A native of Nashville, Tennessee, Rees was amazed to see teenage girls totally out and proud when she came to New York. "Even if I had figured out my sexuality at that age, I don’t know that I would have had the courage to be that person, and that is how the idea for the film came about," she says. Not only is the film "semi-autobiographical," the title has a personal connection. A pariah is a person without status, a rejected member of society, an outcast. It is a term Rees used to describe herself when she was coming out in her late ’20s. …

Rees admits the principal conflicts in the film are similar to her own. "Parental conflict is something I really went through," she says. "When I came out, my parents weren’t accepting." Once they realized that she wasn’t going through a "phase," her parents staged interventions. "For a few months, they sent emails, cards, letters and Bible verses to make me change," she says. "They felt guilty because they thought they had done something wrong; I felt guilty becuase I was causing so much pain." She cut off communication, alienating herself, but eventually started talking to them again. "Things are better now."

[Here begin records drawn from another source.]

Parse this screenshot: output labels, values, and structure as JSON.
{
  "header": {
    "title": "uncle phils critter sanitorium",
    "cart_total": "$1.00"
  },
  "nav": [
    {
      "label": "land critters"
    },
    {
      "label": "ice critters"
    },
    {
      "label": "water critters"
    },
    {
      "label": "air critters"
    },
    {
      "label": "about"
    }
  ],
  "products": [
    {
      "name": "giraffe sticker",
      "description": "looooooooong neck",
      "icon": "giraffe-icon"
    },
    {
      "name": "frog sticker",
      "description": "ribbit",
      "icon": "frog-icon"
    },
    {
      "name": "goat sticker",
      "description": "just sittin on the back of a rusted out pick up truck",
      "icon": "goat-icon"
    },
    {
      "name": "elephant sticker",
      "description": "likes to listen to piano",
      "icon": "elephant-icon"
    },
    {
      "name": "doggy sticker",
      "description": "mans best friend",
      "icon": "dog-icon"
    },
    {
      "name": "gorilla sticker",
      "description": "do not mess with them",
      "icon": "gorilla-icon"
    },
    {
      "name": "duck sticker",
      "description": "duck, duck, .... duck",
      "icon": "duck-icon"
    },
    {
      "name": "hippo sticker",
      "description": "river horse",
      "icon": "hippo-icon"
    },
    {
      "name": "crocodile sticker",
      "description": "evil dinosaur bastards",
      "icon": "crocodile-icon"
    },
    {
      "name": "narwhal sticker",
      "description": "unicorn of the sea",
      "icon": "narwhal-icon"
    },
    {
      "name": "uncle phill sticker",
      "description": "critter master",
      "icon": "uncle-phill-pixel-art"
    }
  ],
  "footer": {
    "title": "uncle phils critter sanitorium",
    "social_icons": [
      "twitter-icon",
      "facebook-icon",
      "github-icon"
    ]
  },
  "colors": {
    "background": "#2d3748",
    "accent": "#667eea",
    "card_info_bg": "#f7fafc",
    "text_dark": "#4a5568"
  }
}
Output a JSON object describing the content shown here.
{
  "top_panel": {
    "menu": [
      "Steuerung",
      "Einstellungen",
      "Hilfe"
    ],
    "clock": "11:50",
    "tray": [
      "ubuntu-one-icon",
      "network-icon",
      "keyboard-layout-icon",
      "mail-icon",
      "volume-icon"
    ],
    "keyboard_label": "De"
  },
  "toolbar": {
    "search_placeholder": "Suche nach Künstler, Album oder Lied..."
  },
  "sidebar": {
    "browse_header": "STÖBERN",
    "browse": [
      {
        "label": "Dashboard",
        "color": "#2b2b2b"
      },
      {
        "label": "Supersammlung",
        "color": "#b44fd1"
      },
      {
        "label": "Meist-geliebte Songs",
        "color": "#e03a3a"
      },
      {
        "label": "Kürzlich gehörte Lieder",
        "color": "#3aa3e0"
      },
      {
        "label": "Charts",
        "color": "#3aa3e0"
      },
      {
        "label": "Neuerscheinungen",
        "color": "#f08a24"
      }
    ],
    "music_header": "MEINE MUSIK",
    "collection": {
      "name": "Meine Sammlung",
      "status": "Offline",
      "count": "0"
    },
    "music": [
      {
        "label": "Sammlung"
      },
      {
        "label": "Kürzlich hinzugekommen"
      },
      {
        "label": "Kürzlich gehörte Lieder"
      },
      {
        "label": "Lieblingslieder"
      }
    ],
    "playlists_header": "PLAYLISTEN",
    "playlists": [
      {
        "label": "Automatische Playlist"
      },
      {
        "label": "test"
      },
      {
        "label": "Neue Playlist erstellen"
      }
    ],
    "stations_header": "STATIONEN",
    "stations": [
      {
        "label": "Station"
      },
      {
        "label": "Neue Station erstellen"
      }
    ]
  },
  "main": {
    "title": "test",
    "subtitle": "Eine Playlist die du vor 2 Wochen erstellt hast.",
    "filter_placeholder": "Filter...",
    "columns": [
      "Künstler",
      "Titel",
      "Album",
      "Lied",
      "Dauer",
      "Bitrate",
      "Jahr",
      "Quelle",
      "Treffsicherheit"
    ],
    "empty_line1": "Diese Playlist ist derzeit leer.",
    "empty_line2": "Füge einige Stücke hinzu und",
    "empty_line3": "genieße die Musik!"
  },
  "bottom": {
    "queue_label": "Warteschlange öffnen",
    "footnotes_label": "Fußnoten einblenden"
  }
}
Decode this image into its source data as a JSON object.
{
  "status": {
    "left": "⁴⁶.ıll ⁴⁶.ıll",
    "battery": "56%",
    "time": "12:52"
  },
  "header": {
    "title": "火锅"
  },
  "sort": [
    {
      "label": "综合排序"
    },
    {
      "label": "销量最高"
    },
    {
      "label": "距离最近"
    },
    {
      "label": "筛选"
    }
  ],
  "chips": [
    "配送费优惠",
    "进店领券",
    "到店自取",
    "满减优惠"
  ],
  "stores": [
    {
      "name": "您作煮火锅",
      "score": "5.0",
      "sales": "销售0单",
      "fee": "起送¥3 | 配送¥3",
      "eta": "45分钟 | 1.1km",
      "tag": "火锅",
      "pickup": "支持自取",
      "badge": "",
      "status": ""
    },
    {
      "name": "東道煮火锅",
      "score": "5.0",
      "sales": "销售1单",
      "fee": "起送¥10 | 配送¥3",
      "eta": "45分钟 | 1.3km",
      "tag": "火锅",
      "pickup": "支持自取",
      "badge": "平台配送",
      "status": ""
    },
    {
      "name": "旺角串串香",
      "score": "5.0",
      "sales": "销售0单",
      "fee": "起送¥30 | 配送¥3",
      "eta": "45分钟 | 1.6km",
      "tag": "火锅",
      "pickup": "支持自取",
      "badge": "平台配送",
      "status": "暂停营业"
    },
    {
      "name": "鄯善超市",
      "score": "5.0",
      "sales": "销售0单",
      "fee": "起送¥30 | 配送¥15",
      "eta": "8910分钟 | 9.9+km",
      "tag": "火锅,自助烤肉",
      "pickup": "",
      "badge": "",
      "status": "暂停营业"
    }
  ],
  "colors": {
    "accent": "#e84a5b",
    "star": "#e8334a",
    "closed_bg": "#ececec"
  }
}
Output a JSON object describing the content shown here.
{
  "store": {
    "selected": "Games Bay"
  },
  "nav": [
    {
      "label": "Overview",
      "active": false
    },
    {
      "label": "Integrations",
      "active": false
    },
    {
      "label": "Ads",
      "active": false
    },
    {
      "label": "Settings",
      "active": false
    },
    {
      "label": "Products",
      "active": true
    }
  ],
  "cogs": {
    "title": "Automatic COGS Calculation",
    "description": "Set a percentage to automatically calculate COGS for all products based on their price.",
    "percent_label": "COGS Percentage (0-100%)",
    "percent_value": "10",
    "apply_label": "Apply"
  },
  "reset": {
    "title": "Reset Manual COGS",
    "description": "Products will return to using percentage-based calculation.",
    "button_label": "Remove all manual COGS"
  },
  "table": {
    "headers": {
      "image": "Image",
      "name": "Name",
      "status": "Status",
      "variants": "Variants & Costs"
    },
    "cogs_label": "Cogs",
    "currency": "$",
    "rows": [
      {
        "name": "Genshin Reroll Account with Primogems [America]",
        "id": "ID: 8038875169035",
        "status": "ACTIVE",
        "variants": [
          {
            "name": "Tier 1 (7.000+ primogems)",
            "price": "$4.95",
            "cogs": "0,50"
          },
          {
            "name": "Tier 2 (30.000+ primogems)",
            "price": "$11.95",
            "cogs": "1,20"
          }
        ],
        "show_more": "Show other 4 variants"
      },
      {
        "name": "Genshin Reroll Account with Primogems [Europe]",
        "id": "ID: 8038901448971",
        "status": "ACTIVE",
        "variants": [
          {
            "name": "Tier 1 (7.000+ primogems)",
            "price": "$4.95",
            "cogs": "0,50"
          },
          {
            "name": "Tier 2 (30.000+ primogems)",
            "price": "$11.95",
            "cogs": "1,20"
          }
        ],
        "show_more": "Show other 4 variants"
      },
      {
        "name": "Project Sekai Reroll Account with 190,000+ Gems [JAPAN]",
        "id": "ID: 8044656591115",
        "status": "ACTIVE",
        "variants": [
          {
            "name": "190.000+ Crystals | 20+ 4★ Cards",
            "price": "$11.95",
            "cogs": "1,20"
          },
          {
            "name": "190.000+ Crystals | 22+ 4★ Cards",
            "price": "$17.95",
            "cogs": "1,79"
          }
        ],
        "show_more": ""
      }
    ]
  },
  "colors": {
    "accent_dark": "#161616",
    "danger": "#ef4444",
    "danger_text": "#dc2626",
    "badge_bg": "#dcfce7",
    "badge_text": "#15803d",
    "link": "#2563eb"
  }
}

Focus Features (owned by NBC Universal) purchased Rees’ film after its Sundance premiere for a reported million dollars. The film will be at selected theaters December 28, 2011

h/t Rod 2. 0